as our present United States was impossible. They would have said
that outside of family groups and small neighbourhoods, the custom
of every man’s hand against other men could not be uprooted … If
peoples, especially their rulers, devoted
On 1 October 1989, eleven gay male couples gathered in the registry office of Copenhagen's city chambers to take part in a civil ceremony, entering into a newly established entity called a registered partnership (RP). This book examines same-sex unions (SSU) policy developments western democracies and explains why the overwhelming majority of these countries has implemented a national law to recognise gay and lesbian couples. It presents an overview of recent developments in lesbian, gay, bisexual and transgender (LGBT) politics as well as the academic literatures that seek to interpret and analyse these developments. The study discussed adds to constructivist work on the international human rights regime, which has been a prominent focus of the literature. The book also examines the processes of international policy diffusion. It traces the development of a soft-law norm for relationship recognition within the broader European polity and illustrates how dissemination of this norm taken by transnational LGBT rights activists and supportive policy elites. The book presents in-depth case studies of Germany, the Netherlands, Canada and the US to tease out the extent and causal mechanisms by which the SSU norm has influenced policy debates. It looks at the ways in which the SSU norm has shaped policy discourse about relationship recognition. The book examines why countries with broadly similar parliamentary structures, party systems, levels of religiosity and confessional heritages have adopted different models of SSU policies. Finally, it inspects how much the European SSU norm has affected policy debates in Canada and the US.
This study examines British shipbuilding and industrial relations from 1870 to 1950, addressing economic, social, and political history to provide a holistic approach to industry, trade unionism, and the early history of the Labour Party. Examining the impact of new machinery, of independent rank-and-file movements and of craft and trade unions, it provides an account of industrial action in shipyards in the period and their effect on the birth and development of the Labour Party.
The recent wave of populism resembles a ferocious worldwide tsunami, ravaging the foundations of liberal democracy – a rogue, giant wave against which, apparently, we cannot defend ourselves. But can’t we defend ourselves? Can’t we defend our liberal democracies? Are we just lame ducks, waiting passively for things to happen, hoping that the storm will pass and the worst will soon be over? Certainly not: there is a lot we can do. And we can act on different levels: on the level of the democratic institutions, on the level of political parties, on the level of

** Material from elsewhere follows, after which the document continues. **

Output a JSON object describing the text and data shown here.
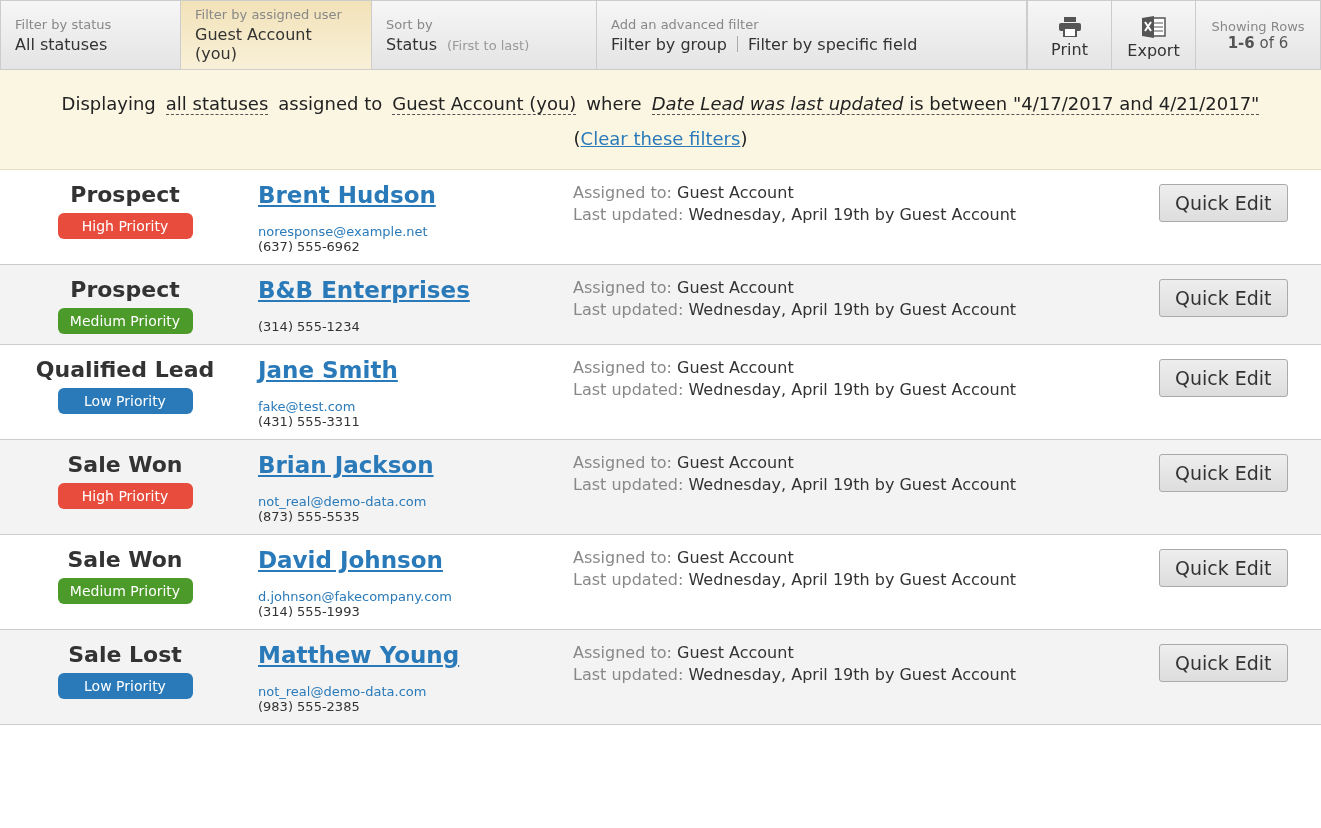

This book engages in a critical encounter with the work of Stanley Cavell on cinema, focusing skeptical attention on the claims made for the contribution of cinema to the ethical character of democratic life. In much of Cavell's writing on film he seeks to show us that the protagonists of the films he terms "remarriage comedies" live a form of perfectionism that he upholds as desirable for contemporary democratic society: moral perfectionism. Films are often viewed on television, and television shows can have "filmlike" qualities. The book addresses the nature of viewing cinematic film as a mode of experience, arguing against Cavell that it is akin to dreaming rather than lived consciousness and, crucially, cannot be shared. It mirrors the celebrated dialogue between Jean-Jacques Rousseau and Jean D'Alembert on theatre. The book articulates the implications of philosophical pessimism for addressing contemporary culture in its relationship to political life. It clarifies how The Americans resembles the remarriage films and can illuminate the issues they raise. The tragedy of remarriage, would be a better instructor of a democratic community, if such a community were prepared to listen. The book suggests that dreaming, both with and without films, is not merely a pleasurable distraction but a valuable pastime for democratic citizens. Finally, it concludes with a robust response from Dienstag to his critics.